Data for review START

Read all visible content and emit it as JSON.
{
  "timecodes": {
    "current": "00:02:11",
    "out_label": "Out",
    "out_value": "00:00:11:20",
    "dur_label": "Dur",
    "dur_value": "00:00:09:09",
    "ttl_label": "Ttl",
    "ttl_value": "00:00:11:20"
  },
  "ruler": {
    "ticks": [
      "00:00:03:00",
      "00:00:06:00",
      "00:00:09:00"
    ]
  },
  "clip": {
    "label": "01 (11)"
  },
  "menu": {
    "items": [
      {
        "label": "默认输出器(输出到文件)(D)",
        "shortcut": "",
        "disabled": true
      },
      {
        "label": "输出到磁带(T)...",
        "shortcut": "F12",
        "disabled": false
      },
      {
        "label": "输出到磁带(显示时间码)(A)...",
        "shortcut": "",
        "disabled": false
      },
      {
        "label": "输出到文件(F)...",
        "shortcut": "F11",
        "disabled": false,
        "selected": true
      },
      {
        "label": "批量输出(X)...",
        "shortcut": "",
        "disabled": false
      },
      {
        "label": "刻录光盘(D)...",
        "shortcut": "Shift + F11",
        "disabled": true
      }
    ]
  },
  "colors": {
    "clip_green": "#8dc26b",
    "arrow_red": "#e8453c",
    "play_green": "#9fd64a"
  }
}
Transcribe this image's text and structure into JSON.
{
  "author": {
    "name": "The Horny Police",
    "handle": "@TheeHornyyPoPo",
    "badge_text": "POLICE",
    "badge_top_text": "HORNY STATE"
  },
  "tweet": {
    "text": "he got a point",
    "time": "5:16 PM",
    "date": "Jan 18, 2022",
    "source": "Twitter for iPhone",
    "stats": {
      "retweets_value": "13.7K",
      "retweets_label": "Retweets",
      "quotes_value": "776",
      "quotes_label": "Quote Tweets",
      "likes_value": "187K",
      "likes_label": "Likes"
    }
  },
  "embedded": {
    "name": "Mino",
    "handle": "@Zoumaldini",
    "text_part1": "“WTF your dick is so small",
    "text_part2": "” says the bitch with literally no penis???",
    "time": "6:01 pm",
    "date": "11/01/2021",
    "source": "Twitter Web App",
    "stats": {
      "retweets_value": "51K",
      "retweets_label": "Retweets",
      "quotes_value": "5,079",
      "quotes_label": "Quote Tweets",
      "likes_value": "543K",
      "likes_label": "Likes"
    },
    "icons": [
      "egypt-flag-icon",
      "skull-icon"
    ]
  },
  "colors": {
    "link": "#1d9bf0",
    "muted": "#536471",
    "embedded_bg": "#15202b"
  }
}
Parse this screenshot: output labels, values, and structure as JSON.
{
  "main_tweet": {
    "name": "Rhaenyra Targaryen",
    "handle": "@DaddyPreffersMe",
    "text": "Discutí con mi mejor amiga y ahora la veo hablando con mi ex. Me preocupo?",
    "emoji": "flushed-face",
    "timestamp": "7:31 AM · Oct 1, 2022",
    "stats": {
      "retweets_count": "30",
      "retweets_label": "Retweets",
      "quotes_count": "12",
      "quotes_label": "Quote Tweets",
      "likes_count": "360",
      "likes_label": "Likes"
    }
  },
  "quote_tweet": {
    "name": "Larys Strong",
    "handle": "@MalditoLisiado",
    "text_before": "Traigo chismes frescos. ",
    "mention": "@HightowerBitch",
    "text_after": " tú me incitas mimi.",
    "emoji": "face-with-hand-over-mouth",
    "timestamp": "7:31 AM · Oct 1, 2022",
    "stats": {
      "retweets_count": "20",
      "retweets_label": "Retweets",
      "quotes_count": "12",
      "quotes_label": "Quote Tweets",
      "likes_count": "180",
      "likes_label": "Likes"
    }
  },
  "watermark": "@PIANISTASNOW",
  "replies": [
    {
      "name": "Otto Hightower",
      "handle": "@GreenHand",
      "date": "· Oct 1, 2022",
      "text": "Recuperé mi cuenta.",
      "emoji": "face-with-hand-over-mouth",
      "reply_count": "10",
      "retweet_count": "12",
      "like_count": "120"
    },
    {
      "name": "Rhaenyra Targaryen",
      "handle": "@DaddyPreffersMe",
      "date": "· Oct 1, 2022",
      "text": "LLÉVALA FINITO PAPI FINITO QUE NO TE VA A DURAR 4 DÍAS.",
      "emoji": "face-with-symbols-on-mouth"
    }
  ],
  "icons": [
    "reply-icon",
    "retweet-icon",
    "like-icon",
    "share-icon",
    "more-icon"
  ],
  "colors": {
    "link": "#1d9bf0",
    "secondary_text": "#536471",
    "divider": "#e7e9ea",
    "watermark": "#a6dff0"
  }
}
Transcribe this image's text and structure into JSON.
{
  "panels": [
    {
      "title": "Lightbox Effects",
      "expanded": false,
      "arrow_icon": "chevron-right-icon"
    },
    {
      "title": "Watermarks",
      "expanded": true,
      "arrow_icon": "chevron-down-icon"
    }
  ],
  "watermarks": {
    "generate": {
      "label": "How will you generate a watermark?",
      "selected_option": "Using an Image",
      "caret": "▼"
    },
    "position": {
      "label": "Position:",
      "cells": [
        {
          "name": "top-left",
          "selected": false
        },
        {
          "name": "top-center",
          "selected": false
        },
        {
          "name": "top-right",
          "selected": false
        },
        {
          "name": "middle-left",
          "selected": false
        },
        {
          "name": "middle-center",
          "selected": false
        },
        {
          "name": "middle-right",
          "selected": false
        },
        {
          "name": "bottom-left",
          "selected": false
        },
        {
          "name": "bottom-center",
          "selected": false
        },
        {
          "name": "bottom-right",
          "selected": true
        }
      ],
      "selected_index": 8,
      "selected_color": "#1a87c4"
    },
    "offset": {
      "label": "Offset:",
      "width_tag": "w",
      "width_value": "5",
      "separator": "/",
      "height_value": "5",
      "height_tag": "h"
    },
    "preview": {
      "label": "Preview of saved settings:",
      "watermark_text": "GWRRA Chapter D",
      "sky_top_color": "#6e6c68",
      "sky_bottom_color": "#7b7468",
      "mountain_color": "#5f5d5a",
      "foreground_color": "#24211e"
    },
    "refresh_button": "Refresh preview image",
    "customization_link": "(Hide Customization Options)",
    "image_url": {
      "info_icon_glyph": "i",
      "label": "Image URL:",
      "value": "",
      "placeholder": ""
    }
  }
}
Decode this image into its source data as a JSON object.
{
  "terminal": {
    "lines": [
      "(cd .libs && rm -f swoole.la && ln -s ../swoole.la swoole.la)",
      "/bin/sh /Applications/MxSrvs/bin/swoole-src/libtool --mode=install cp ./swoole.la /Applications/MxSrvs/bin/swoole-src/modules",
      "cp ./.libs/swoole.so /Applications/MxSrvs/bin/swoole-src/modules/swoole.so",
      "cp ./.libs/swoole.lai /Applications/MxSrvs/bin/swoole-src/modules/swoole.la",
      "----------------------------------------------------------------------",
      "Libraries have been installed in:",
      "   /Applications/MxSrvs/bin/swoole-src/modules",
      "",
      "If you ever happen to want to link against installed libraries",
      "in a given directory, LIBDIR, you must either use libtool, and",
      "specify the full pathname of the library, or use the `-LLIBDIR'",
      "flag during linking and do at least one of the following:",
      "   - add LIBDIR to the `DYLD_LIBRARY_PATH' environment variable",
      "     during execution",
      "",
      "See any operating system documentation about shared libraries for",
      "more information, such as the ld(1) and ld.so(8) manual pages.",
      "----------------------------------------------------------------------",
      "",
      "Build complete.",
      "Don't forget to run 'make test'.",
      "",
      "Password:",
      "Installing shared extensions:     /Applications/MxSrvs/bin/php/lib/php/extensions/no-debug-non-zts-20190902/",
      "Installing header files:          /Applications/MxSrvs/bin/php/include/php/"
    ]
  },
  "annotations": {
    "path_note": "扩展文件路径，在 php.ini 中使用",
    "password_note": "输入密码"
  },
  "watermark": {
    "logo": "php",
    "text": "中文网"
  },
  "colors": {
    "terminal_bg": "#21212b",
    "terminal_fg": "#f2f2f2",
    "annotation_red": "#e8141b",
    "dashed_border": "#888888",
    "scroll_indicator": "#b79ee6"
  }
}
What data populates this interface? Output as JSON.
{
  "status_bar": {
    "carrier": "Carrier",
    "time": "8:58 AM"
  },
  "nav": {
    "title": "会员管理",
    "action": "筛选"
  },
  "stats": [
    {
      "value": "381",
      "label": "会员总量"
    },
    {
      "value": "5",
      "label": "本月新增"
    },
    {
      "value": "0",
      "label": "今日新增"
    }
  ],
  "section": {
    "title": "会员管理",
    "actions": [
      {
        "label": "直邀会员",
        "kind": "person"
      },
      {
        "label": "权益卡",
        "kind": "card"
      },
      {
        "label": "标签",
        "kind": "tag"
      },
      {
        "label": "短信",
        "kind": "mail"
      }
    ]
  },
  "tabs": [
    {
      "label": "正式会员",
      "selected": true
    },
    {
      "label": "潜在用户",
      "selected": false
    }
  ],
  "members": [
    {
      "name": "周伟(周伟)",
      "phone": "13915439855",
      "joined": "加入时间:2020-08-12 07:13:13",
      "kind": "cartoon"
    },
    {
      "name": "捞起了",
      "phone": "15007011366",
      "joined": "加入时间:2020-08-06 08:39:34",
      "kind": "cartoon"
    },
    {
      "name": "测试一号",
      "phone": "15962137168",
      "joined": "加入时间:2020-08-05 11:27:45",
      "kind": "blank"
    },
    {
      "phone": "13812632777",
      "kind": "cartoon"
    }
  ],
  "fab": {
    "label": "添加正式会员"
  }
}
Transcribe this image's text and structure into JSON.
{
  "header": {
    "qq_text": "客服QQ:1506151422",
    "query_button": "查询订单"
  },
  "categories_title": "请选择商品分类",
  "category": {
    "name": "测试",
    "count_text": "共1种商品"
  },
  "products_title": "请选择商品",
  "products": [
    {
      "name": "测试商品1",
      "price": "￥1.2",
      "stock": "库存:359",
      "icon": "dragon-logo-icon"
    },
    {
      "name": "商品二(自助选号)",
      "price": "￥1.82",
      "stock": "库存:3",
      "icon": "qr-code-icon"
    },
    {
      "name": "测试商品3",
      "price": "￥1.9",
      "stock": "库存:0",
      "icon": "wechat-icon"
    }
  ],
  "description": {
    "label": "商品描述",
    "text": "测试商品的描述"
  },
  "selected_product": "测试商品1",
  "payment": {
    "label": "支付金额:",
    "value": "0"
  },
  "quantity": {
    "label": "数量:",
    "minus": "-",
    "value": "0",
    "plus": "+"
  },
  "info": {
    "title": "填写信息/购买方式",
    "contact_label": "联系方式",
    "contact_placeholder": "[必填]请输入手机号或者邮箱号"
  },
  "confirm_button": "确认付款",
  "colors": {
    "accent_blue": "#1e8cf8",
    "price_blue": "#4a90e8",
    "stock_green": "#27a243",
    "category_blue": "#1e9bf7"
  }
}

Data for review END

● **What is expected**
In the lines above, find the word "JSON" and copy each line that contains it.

● **Task solution**
Read all visible content and emit it as JSON.
Transcribe this image's text and structure into JSON.
Parse this screenshot: output labels, values, and structure as JSON.
Transcribe this image's text and structure into JSON.
Decode this image into its source data as a JSON object.
What data populates this interface? Output as JSON.
Transcribe this image's text and structure into JSON.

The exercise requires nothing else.